When we first launched the Know Your Farmer, Know Your Food Compass in February, we knew you would use this digital record to explore USDA’s work on local and regional food. And you have.
When USDA released the 2.0 version of the Compass this month, we made it easier for you to find federal resources to support local food projects across the country by adding a better search engine. We also added new data sets to help you find farmers markets, food hubs, meat processing plants and other infrastructure critical to local food. From what we’ve heard, you’re exploring the new data and learning more about what’s happening in your community.
We also knew that you would have lots of questions about how USDA is supporting your local food economy.
On Tuesday, Deputy Secretary Kathleen Merrigan answered some of those questions via a Virtual Office Hours Twitterchat on local and regional foods.

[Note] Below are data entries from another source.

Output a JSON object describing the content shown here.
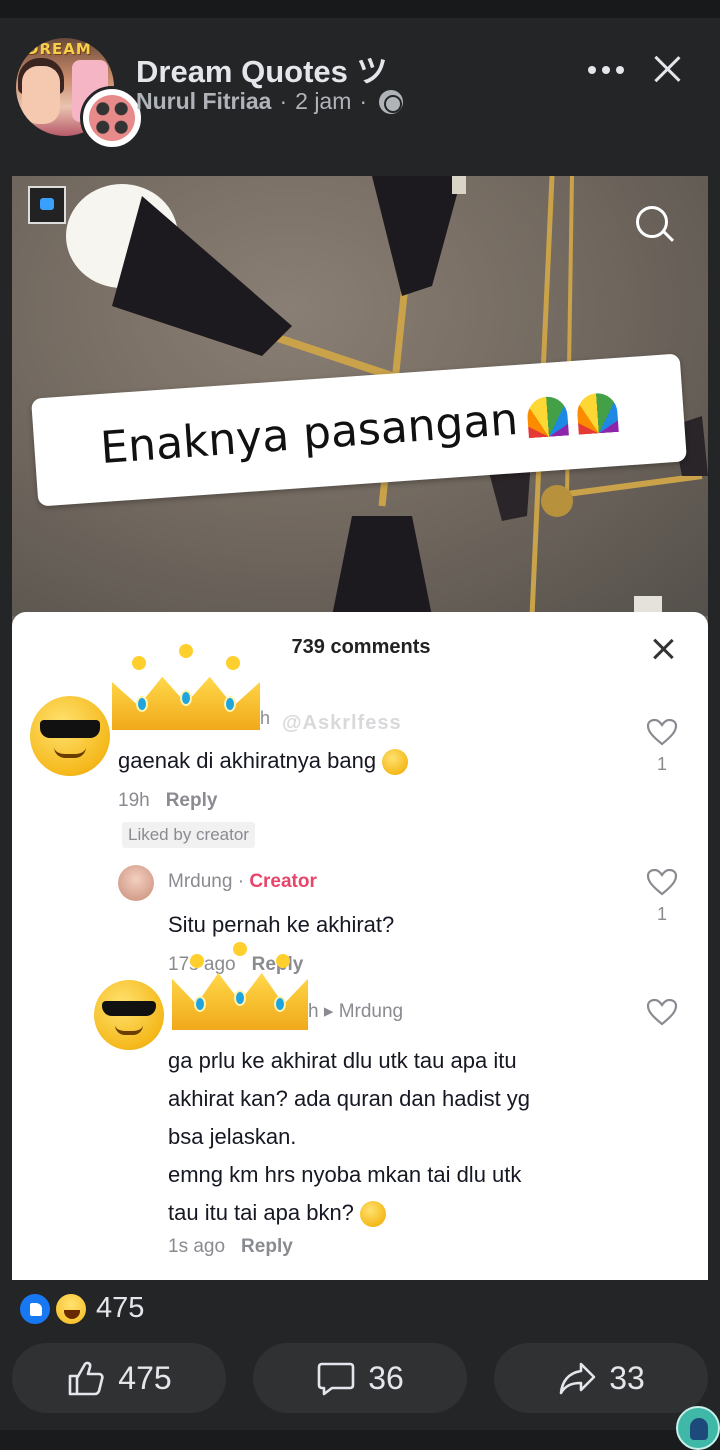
{
  "header": {
    "page_name": "Dream Quotes ツ",
    "avatar_badge": "DREAM",
    "author": "Nurul Fitriaa",
    "separator": "·",
    "time": "2 jam",
    "privacy_icon": "globe-icon",
    "more_icon": "more-icon",
    "close_icon": "close-icon"
  },
  "media": {
    "caption": "Enaknya pasangan",
    "caption_icons": [
      "rainbow-icon",
      "rainbow-icon"
    ],
    "search_icon": "search-icon"
  },
  "comments_panel": {
    "title": "739 comments",
    "watermark": "@Askrlfess",
    "comments": [
      {
        "avatar_icon": "sunglasses-emoji-icon",
        "name_overlay_icon": "crown-icon",
        "name_fragment": "h",
        "text": "gaenak di akhiratnya bang",
        "text_emoji": "laughing-emoji-icon",
        "time": "19h",
        "reply_label": "Reply",
        "badge": "Liked by creator",
        "likes": "1"
      },
      {
        "avatar_icon": "user-avatar",
        "name": "Mrdung",
        "separator": "·",
        "role": "Creator",
        "text": "Situ pernah ke akhirat?",
        "time_partial": "17s ago",
        "reply_label": "Reply",
        "likes": "1"
      },
      {
        "avatar_icon": "sunglasses-emoji-icon",
        "name_overlay_icon": "crown-icon",
        "name_fragment": "h",
        "reply_to_arrow": "▸",
        "reply_to": "Mrdung",
        "lines": [
          "ga prlu ke akhirat dlu utk tau apa itu",
          "akhirat kan? ada quran dan hadist yg",
          "bsa jelaskan.",
          "emng km hrs nyoba mkan tai dlu utk",
          "tau itu tai apa bkn?"
        ],
        "text_emoji": "laughing-emoji-icon",
        "time": "1s ago",
        "reply_label": "Reply"
      }
    ]
  },
  "reactions": {
    "icons": [
      "like-reaction-icon",
      "haha-reaction-icon"
    ],
    "count": "475"
  },
  "actions": {
    "like_count": "475",
    "comment_count": "36",
    "share_count": "33"
  },
  "colors": {
    "background": "#242526",
    "text_primary": "#e4e6eb",
    "text_secondary": "#b0b3b8",
    "creator_accent": "#e8456b",
    "like_blue": "#1877f2"
  }
}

@Chris_B_Leone wanted to know what the biggest obstacle is to getting local food in to local K-12 schools. (Deputy Secretary Merrigan’s twitter answer: Local passion conquers all, but money helps too! Grant info for Farm to School.)
Ed Garrrett of FreshSpinFarms.com asked about USDA support, training and resources to help young farmers pursue local marketing opportunities. (Deputy Secretary Merrigan’s twitter answer: Need more farmers! especially young ones! start2farm.gov & Beginning Farmer and Rancher Program can get new farmers started.)

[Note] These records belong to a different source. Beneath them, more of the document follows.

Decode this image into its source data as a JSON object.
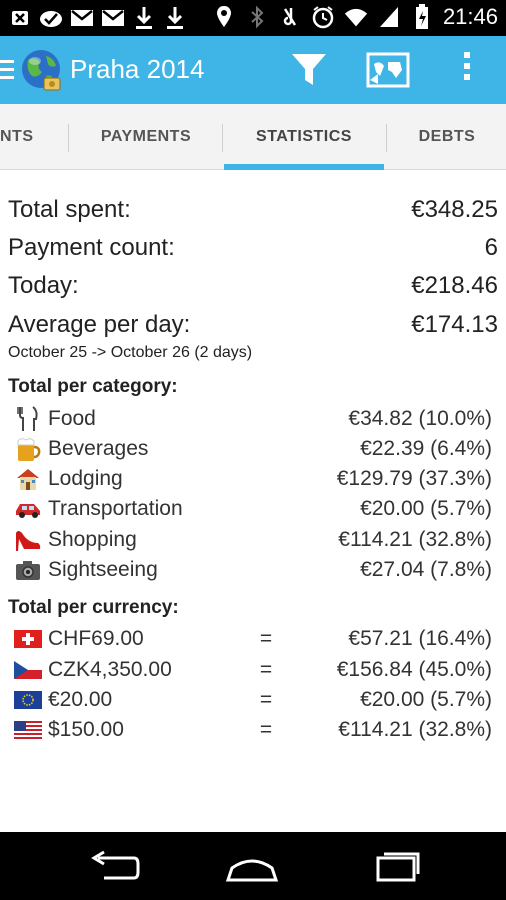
{
  "status_bar": {
    "time": "21:46",
    "left_icons": [
      "close-notification-icon",
      "checkmark-cloud-icon",
      "gmail-icon",
      "gmail-icon",
      "download-icon",
      "download-icon"
    ],
    "right_icons": [
      "location-icon",
      "bluetooth-icon",
      "mute-icon",
      "alarm-icon",
      "wifi-icon",
      "signal-icon",
      "battery-icon"
    ]
  },
  "action_bar": {
    "title": "Praha 2014",
    "background": "#3fb4e6"
  },
  "tabs": [
    {
      "label": "NTS"
    },
    {
      "label": "PAYMENTS"
    },
    {
      "label": "STATISTICS",
      "selected": true
    },
    {
      "label": "DEBTS"
    }
  ],
  "summary": {
    "total_spent_label": "Total spent:",
    "total_spent_value": "€348.25",
    "payment_count_label": "Payment count:",
    "payment_count_value": "6",
    "today_label": "Today:",
    "today_value": "€218.46",
    "avg_label": "Average per day:",
    "avg_value": "€174.13",
    "date_range": "October 25 -> October 26 (2 days)"
  },
  "categories": {
    "title": "Total per category:",
    "items": [
      {
        "icon": "fork-knife-icon",
        "name": "Food",
        "value": "€34.82 (10.0%)"
      },
      {
        "icon": "beer-mug-icon",
        "name": "Beverages",
        "value": "€22.39 (6.4%)"
      },
      {
        "icon": "house-icon",
        "name": "Lodging",
        "value": "€129.79 (37.3%)"
      },
      {
        "icon": "car-icon",
        "name": "Transportation",
        "value": "€20.00 (5.7%)"
      },
      {
        "icon": "high-heel-icon",
        "name": "Shopping",
        "value": "€114.21 (32.8%)"
      },
      {
        "icon": "camera-icon",
        "name": "Sightseeing",
        "value": "€27.04 (7.8%)"
      }
    ]
  },
  "currencies": {
    "title": "Total per currency:",
    "items": [
      {
        "flag": "swiss-flag-icon",
        "amount": "CHF69.00",
        "eq": "=",
        "value": "€57.21 (16.4%)"
      },
      {
        "flag": "czech-flag-icon",
        "amount": "CZK4,350.00",
        "eq": "=",
        "value": "€156.84 (45.0%)"
      },
      {
        "flag": "eu-flag-icon",
        "amount": "€20.00",
        "eq": "=",
        "value": "€20.00 (5.7%)"
      },
      {
        "flag": "us-flag-icon",
        "amount": "$150.00",
        "eq": "=",
        "value": "€114.21 (32.8%)"
      }
    ]
  },
  "nav_bar": {
    "icons": [
      "back-icon",
      "home-icon",
      "recent-apps-icon"
    ]
  }
}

@ChefMike wondered what business-to-business programs USDA provides to help connect farmers and businesses. (Deputy Secretary Merrigan’s twitter answer: Business and Industry Loan Guarantee Program and Value Added Producer Grants, and other Rural Business Services help. Use the KYF Compass to get good illustrations and examples.)
While these questions came in during Tuesday’s Twitter Virtual Office Hours, many others came in during last week’s White House Google+ Hangout about local food. We’ve assembled all the questions Deputy Secretary Merrigan has answered from these events in an easy-to-follow Storify here.

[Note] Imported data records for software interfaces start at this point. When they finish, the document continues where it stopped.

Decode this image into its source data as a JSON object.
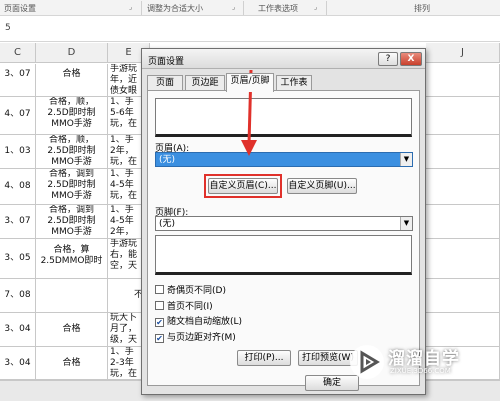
{
  "ribbon": {
    "groups": [
      "页面设置",
      "调整为合适大小",
      "工作表选项",
      "排列"
    ]
  },
  "formula": {
    "row_number": "5"
  },
  "columns": [
    "C",
    "D",
    "E",
    "J"
  ],
  "rows": [
    {
      "c": "3、07",
      "d": "合格",
      "e": "手游玩\n年，近\n债女眼"
    },
    {
      "c": "4、07",
      "d": "合格，顺，\n2.5D即时制\nMMO手游",
      "e": "1、手\n5-6年\n玩，在"
    },
    {
      "c": "1、03",
      "d": "合格，顺，\n2.5D即时制\nMMO手游",
      "e": "1、手\n2年，\n玩，在"
    },
    {
      "c": "4、08",
      "d": "合格，调到\n2.5D即时制\nMMO手游",
      "e": "1、手\n4-5年\n玩，在"
    },
    {
      "c": "3、07",
      "d": "合格，调到\n2.5D即时制\nMMO手游",
      "e": "1、手\n4-5年\n2年，"
    },
    {
      "c": "3、05",
      "d": "合格，算\n2.5DMMO即时",
      "e": "手游玩\n右，能\n空，天"
    },
    {
      "c": "7、08",
      "d": "",
      "e": "不"
    },
    {
      "c": "3、04",
      "d": "合格",
      "e": "玩大卜\n月了，\n级，天"
    },
    {
      "c": "3、04",
      "d": "合格",
      "e": "1、手\n2-3年\n玩，在"
    }
  ],
  "dialog": {
    "title": "页面设置",
    "help": "?",
    "close": "X",
    "tabs": [
      "页面",
      "页边距",
      "页眉/页脚",
      "工作表"
    ],
    "active_tab": "页眉/页脚",
    "header_label": "页眉(A):",
    "header_value": "(无)",
    "custom_header_button": "自定义页眉(C)...",
    "custom_footer_button": "自定义页脚(U)...",
    "footer_label": "页脚(F):",
    "footer_value": "(无)",
    "checkboxes": [
      {
        "label": "奇偶页不同(D)",
        "checked": false
      },
      {
        "label": "首页不同(I)",
        "checked": false
      },
      {
        "label": "随文档自动缩放(L)",
        "checked": true
      },
      {
        "label": "与页边距对齐(M)",
        "checked": true
      }
    ],
    "print_button": "打印(P)...",
    "print_preview_button": "打印预览(W)",
    "ok_button": "确定",
    "accent": "#3b8fe0",
    "highlight_color": "#e0312b"
  },
  "watermark": {
    "name": "溜溜自学",
    "url": "ZIXUE.3D66.COM"
  }
}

We created the KYF Compass to help producers, communities and businesses learn more about the resources USDA offers related to local and regional food systems. But we also hoped it would spur conversation – among community members, between groups that can share knowledge, and between you and the staff at your local USDA office. The conversation continues.
As the KYF Compass illustrates, one of the most important resources for local food systems development is the experience of others. Deputy Secretary Merrigan tweeted Tuesday: “Not all answers come from inside the Beltway.”
So explore the Compass, reach out to groups doing similar work, find your local USDA office, and keep the conversation going by using #KYF2 on Twitter or by sending questions to email@example.com.